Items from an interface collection
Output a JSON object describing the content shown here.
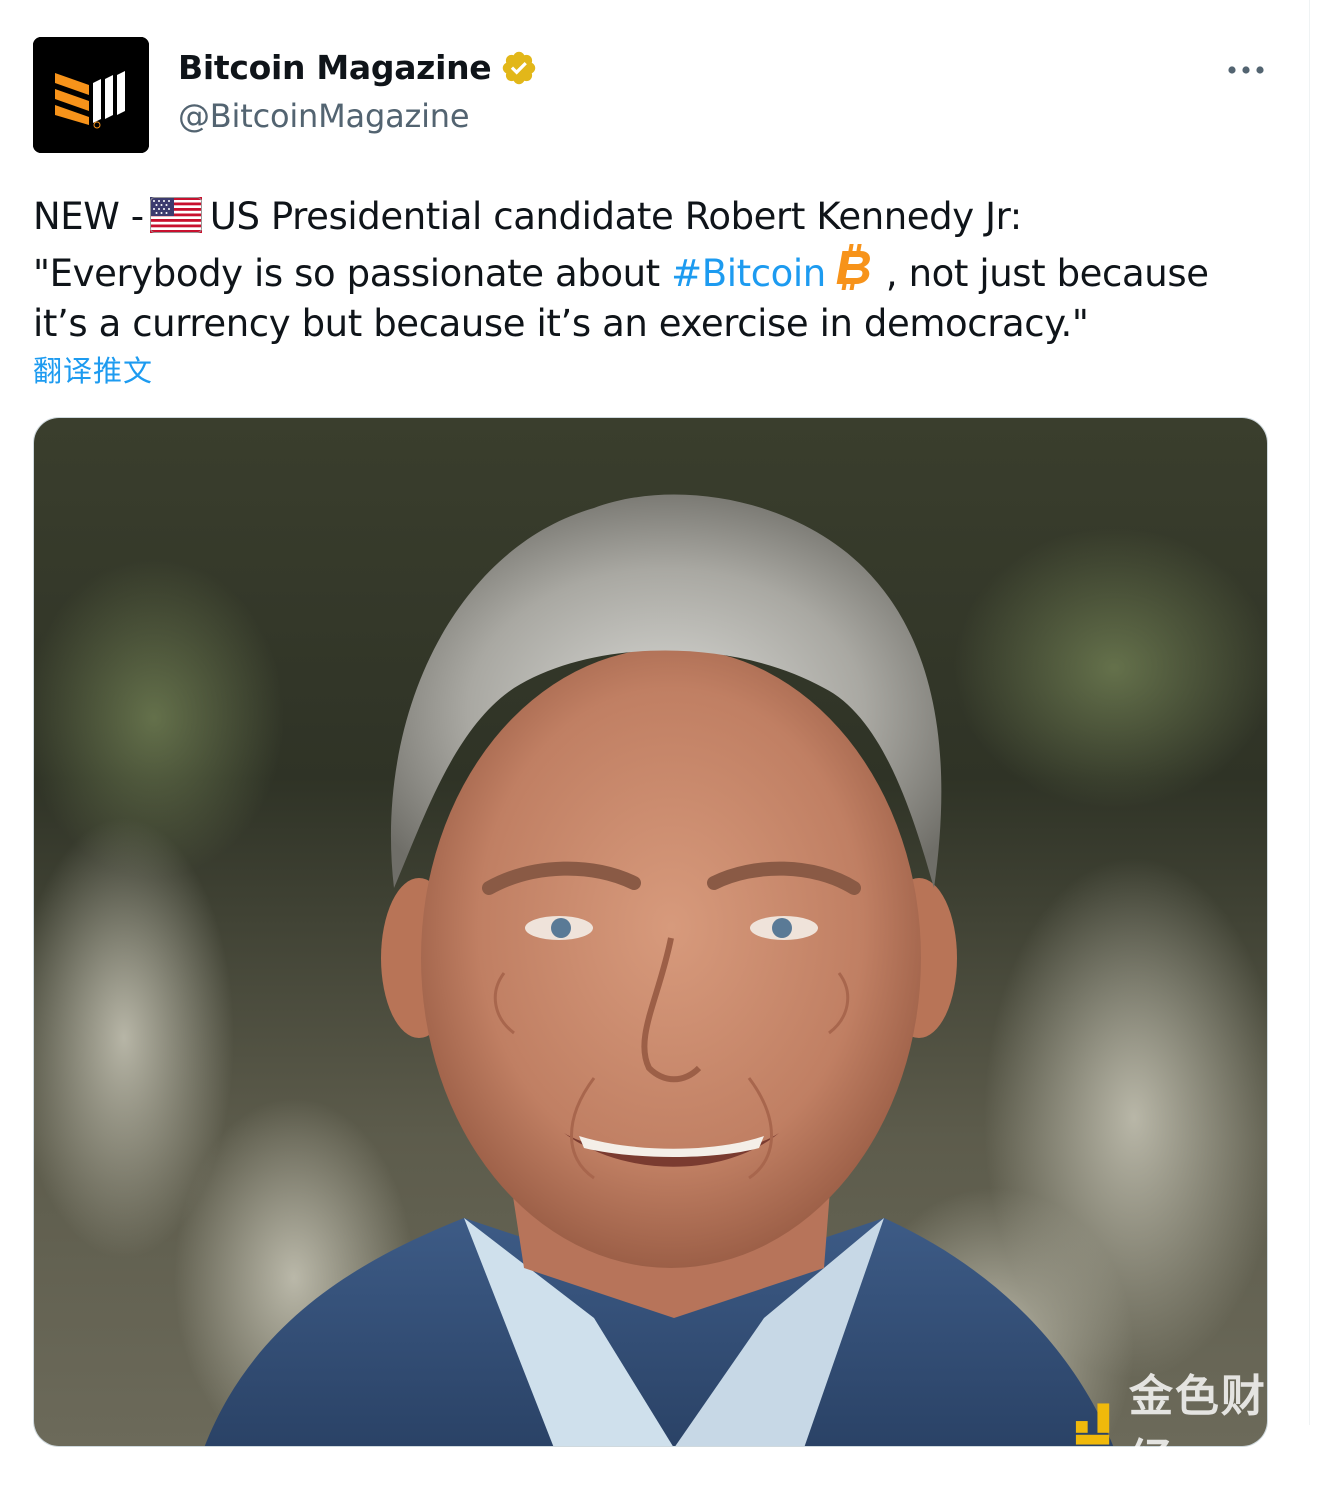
{
  "author": {
    "display_name": "Bitcoin Magazine",
    "handle": "@BitcoinMagazine",
    "verified_icon": "verified-badge-gold"
  },
  "menu": {
    "more_icon": "more-horizontal-icon"
  },
  "tweet": {
    "line1_prefix": "NEW -",
    "line1_flag_icon": "us-flag-emoji",
    "line1_rest": "US Presidential candidate Robert Kennedy Jr:",
    "line2_prefix": "\"Everybody is so passionate about",
    "hashtag": "#Bitcoin",
    "bitcoin_icon": "bitcoin-emoji",
    "line2_suffix": ", not just because",
    "line3": "it’s a currency but because it’s an exercise in democracy.\""
  },
  "translate_label": "翻译推文",
  "media": {
    "alt": "photo-of-robert-kennedy-jr"
  },
  "watermark": {
    "text": "金色财经"
  },
  "colors": {
    "link": "#1d9bf0",
    "secondary_text": "#536471",
    "brand_orange": "#f7931a",
    "verified_gold": "#e2b719"
  }
}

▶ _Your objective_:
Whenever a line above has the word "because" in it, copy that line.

▶ _Task result_:
    "line2_suffix": ", not just because",
    "line3": "it’s a currency but because it’s an exercise in democracy.\""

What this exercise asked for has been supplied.